With them, over 170,000 internally displaced people (IDPs) now live in camps, or – like John and his family – in host communities. He and his family live in a home vacated and lent to them by a local. All over Adamawa, IDPs live in homes shared with residents or given to them temporarily in exchange for help, crops or token sums of rent.

Adamawa is a serene, largely rural, mountainous state. Even deep into the dry season, driving through the roads that cut between its vast countryside, its land is incredibly scenic. But within local communities, in more rural, isolated villages north of the state’s capital, Yola, the picture is more complicated.

Gombi, a small town a few hours’ drive from Yola, was recaptured from Boko Haram in late 2014. Much of what was destroyed in the insurgency – shops and small businesses – have been rebuilt or replaced. The local government buildings have been largely restored. The impact is still visible but, according to locals, decreasingly so.

But in less urban areas, like in Garaha, a village in Adamawa, rebuilt homes sit next to broken, abandoned houses, churches, mosques and buildings blackened by the fires that damaged them. Local government officials say the damage across Adamawa by the insurgency has set the state’s development back by a decade. Funding for rebuilding the state, which local governments complain is insufficient, is concentrated on urban areas.

According to Chief Suleimanu, a traditional ruler in Garaha, mental health issues are widespread but few are financially able to access support. While some people have been able to move on, others are still dealing with the consequences.

“Many couples and families have separated,” he tells me, detailing how in some couples one partner feels attached to their home while the other can’t face returning, or feel there is little to return to.

“The same with the children, some of the young people have gone to bigger cities like Kano or Abuja because of a lack of opportunities.”

Many returnees, who left camps in Cameroon to come back to Adamawa, are from families who have lived in their villages for generations. Their ancestral roots anchor them to their homes because their farmland is their main source of income. Non-agriculture-based industries provide few jobs. For many people, fleeing their homes meant abandoning their livelihoods.

As of 2015, 52 per cent of people in Nigeria lived in rural areas. Their relative isolation is a blessing and a curse. Larger rural spaces provide them with adequate land to cultivate their crops – but it also leaves them exposed.

During Boko Haram attacks on Garaha through to early 2015, there was minimal protection from security forces who often take hours to arrive.

For many people living in rural Adamawa, life is getting harder and easier at the same time. Armed herdsmen, mainly from the Fulani ethnicity have become a greater threat across Nigeria, partly due to tensions between land ownership and cattle grazing.

According to locals, killings by herdsmen have increased this year.

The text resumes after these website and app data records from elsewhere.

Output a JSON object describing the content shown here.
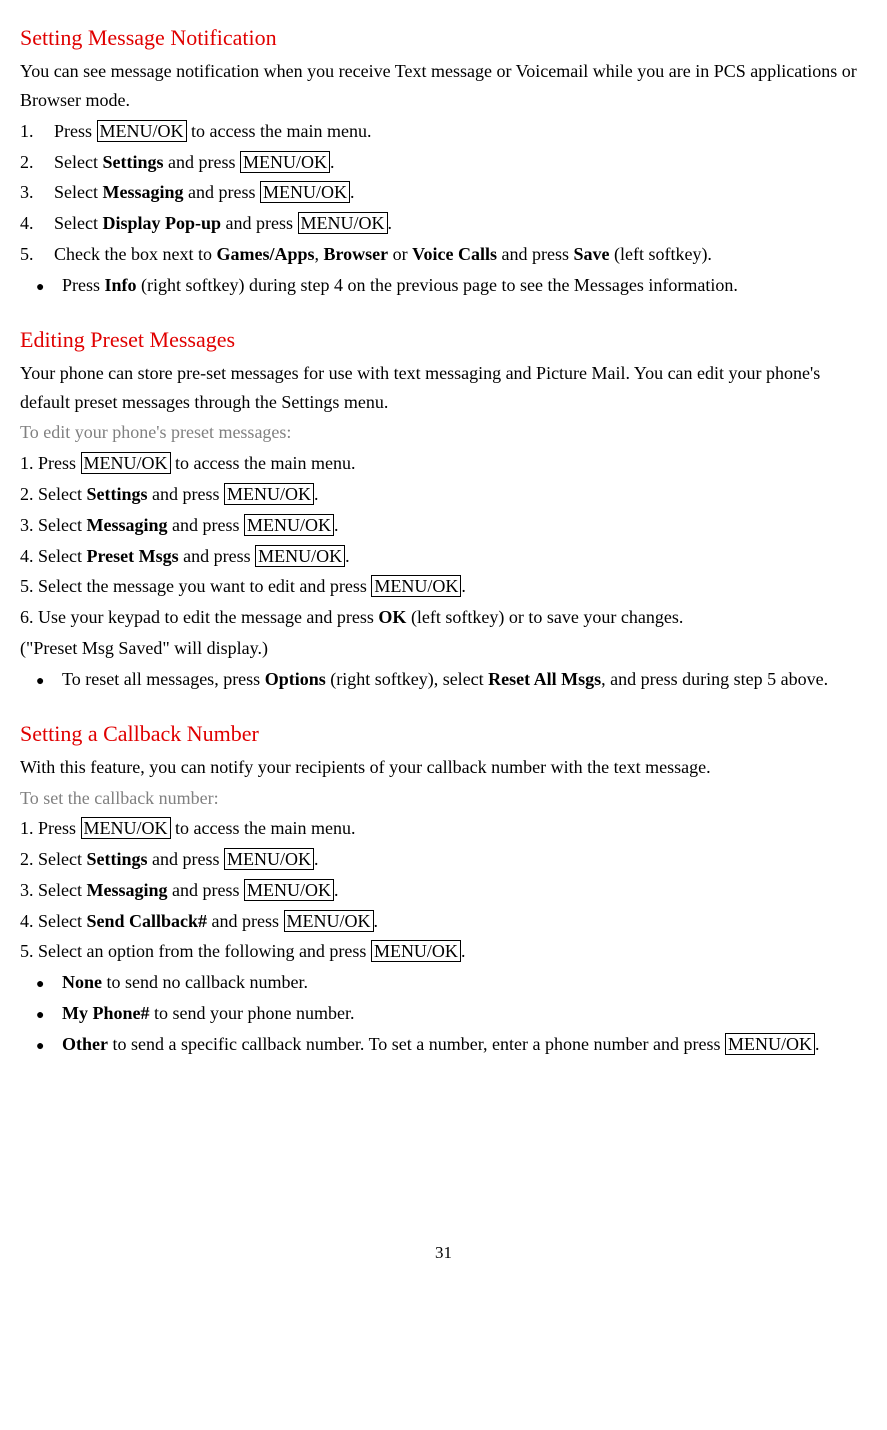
{
  "section1": {
    "heading": "Setting Message Notification",
    "intro": "You can see message notification when you receive Text message or Voicemail while you are in PCS applications or Browser mode.",
    "step1_pre": "Press ",
    "step1_key": "MENU/OK",
    "step1_post": " to access the main menu.",
    "step2_pre": "Select ",
    "step2_bold": "Settings",
    "step2_mid": " and press ",
    "step2_key": "MENU/OK",
    "step2_post": ".",
    "step3_pre": "Select ",
    "step3_bold": "Messaging",
    "step3_mid": " and press ",
    "step3_key": "MENU/OK",
    "step3_post": ".",
    "step4_pre": "Select ",
    "step4_bold": "Display Pop-up",
    "step4_mid": " and press ",
    "step4_key": "MENU/OK",
    "step4_post": ".",
    "step5_pre": "Check the box next to ",
    "step5_b1": "Games/Apps",
    "step5_c1": ", ",
    "step5_b2": "Browser",
    "step5_c2": " or ",
    "step5_b3": "Voice Calls",
    "step5_c3": " and press ",
    "step5_b4": "Save",
    "step5_post": " (left softkey).",
    "bullet1_pre": "Press ",
    "bullet1_bold": "Info",
    "bullet1_post": " (right softkey) during step 4 on the previous page to see the Messages information."
  },
  "section2": {
    "heading": "Editing Preset Messages",
    "intro": "Your phone can store pre-set messages for use with text messaging and Picture Mail. You can edit your phone's default preset messages through the Settings menu.",
    "sub": "To edit your phone's preset messages:",
    "s1_pre": "1. Press ",
    "s1_key": "MENU/OK",
    "s1_post": " to access the main menu.",
    "s2_pre": "2. Select ",
    "s2_bold": "Settings",
    "s2_mid": " and press ",
    "s2_key": "MENU/OK",
    "s2_post": ".",
    "s3_pre": "3. Select ",
    "s3_bold": "Messaging",
    "s3_mid": " and press ",
    "s3_key": "MENU/OK",
    "s3_post": ".",
    "s4_pre": "4. Select ",
    "s4_bold": "Preset Msgs",
    "s4_mid": " and press ",
    "s4_key": "MENU/OK",
    "s4_post": ".",
    "s5_pre": "5. Select the message you want to edit and press ",
    "s5_key": "MENU/OK",
    "s5_post": ".",
    "s6_pre": "6. Use your keypad to edit the message and press ",
    "s6_bold": "OK",
    "s6_post": " (left softkey) or to save your changes.",
    "s6b": "(\"Preset Msg Saved\" will display.)",
    "bullet_pre": "To reset all messages, press ",
    "bullet_b1": "Options",
    "bullet_mid": " (right softkey), select ",
    "bullet_b2": "Reset All Msgs",
    "bullet_post": ", and press during step 5 above."
  },
  "section3": {
    "heading": "Setting a Callback Number",
    "intro": "With this feature, you can notify your recipients of your callback number with the text message.",
    "sub": "To set the callback number:",
    "s1_pre": "1. Press ",
    "s1_key": "MENU/OK",
    "s1_post": " to access the main menu.",
    "s2_pre": "2. Select ",
    "s2_bold": "Settings",
    "s2_mid": " and press ",
    "s2_key": "MENU/OK",
    "s2_post": ".",
    "s3_pre": "3. Select ",
    "s3_bold": "Messaging",
    "s3_mid": " and press ",
    "s3_key": "MENU/OK",
    "s3_post": ".",
    "s4_pre": "4. Select ",
    "s4_bold": "Send Callback#",
    "s4_mid": " and press ",
    "s4_key": "MENU/OK",
    "s4_post": ".",
    "s5_pre": "5. Select an option from the following and press ",
    "s5_key": "MENU/OK",
    "s5_post": ".",
    "b1_bold": "None",
    "b1_post": " to send no callback number.",
    "b2_bold": "My Phone#",
    "b2_post": " to send your phone number.",
    "b3_bold": "Other",
    "b3_mid": " to send a specific callback number. To set a number, enter a phone number and press ",
    "b3_key": "MENU/OK",
    "b3_post": "."
  },
  "page_number": "31"
}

But villages are addressing their vulnerability. Armed vigilantes, some of which formed due to the lack of military protection against Boko Haram, are increasing. The police services are often too far away or too under-resourced to protect them. But some vigilantes now have more weapons and vehicles due to help from state services and locals. It is not an ideal solution but it has made places like Garaha safer.

With this new-found relative safety, villagers have begun farming again. With cash grants and donated tools from charities like Tearfund, it has been easier for thousands of people to begin cultivating land. In many villages there are small, lively recreation centres where young people play snooker and watch sport. Many of their places of worship have been rebuilt.

But the situation is grimmer in communities where such charities are not present.  Without resources, state or non-government help, rebuilding is a real challenge.

Adamawa is a state maxing on its credit of hospitality, relative safety and appreciation of agriculture. A recession in Nigeria and a severe food crisis in the northeast have added pressures on returnees and IDPs. Liberated communities will need more help and attention before they truly feel free.

Emmanuel Akinwotu is a journalist based between Lagos and London who writes about Africa, migration, and specialises in Nigeria.